Sandy Hunter, community engagement and activities coordinator for Wheatley, said: “During the pandemic we have been trying to find new ways to help people stay active with meaningful activity and the planters have been a fantastic way to do this.

“We have verandas and a back garden area where people can get privacy to work on their planter. It has also helped brighten the place up a bit!”

Strathcarron Hospice’s Compassion in the Community group has also been busy producing their own lettuce, radish, spring onions, broccoli, chives, basil, spinach, thyme and oregano thanks to the project.

Hannah Gray, compassionate community builder at Strathcarron, said: “I'm especially fond of the Veg Your Ledge campaign because it is a way of focusing on something positive in your own home.

“I think nurturing something and watching it come to life is so good for the soul.

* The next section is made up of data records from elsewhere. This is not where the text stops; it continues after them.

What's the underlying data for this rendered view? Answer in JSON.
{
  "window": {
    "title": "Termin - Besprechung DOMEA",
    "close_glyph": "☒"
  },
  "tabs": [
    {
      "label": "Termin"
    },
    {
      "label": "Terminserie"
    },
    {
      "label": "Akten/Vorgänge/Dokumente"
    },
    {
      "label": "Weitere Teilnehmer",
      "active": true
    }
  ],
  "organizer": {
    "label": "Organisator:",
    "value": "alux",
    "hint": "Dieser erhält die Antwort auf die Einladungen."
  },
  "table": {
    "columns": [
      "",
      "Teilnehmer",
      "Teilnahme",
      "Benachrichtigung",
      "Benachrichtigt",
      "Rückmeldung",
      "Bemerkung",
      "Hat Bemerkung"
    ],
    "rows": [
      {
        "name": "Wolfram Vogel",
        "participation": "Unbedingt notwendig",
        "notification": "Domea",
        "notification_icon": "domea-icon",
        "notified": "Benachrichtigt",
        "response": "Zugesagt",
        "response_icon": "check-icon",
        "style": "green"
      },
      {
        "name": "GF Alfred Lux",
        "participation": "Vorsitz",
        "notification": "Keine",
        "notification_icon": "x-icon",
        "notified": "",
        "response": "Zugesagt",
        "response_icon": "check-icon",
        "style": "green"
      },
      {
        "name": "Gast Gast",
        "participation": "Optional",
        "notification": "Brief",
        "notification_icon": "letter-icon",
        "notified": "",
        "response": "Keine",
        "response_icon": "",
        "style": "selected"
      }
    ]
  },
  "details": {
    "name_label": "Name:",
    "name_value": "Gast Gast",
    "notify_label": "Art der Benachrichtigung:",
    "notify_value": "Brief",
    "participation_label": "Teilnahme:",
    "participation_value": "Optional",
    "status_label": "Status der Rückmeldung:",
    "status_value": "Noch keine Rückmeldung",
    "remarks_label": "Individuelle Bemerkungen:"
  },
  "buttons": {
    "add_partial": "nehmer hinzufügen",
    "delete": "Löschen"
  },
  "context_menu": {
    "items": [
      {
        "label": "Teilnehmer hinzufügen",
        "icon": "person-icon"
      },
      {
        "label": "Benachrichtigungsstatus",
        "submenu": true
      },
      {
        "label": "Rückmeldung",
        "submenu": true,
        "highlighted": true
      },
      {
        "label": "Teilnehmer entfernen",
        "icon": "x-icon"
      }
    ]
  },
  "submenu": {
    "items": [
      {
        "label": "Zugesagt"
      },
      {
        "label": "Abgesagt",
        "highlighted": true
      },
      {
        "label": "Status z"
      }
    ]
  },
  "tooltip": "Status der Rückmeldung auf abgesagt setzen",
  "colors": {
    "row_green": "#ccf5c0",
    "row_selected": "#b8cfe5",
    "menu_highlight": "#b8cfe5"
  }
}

“At this time when people are unable to get out and about in the same way as usual, it's great that projects like this are springing up, and this is encouraging people to home grow veg who may have not been able to access things like allotments or even their own garden because of their health.

“Often people I support aren't able to get out and about in the same way as other people can, and so I'm excited that this project is enabling them to get involved in veg growing in their home during this time of shielding, but also hopefully beyond this time too.”

Julie Ryan, Forth Environment Link partnerships and pathways coordinator, added: “Following the success of working with community groups and charities such as Strathcarron, we’re now in discussion with local youth groups to see how we might be able to get some younger communities involved in the project.”

Community groups or organisations interested in receiving a kit should email [email protected]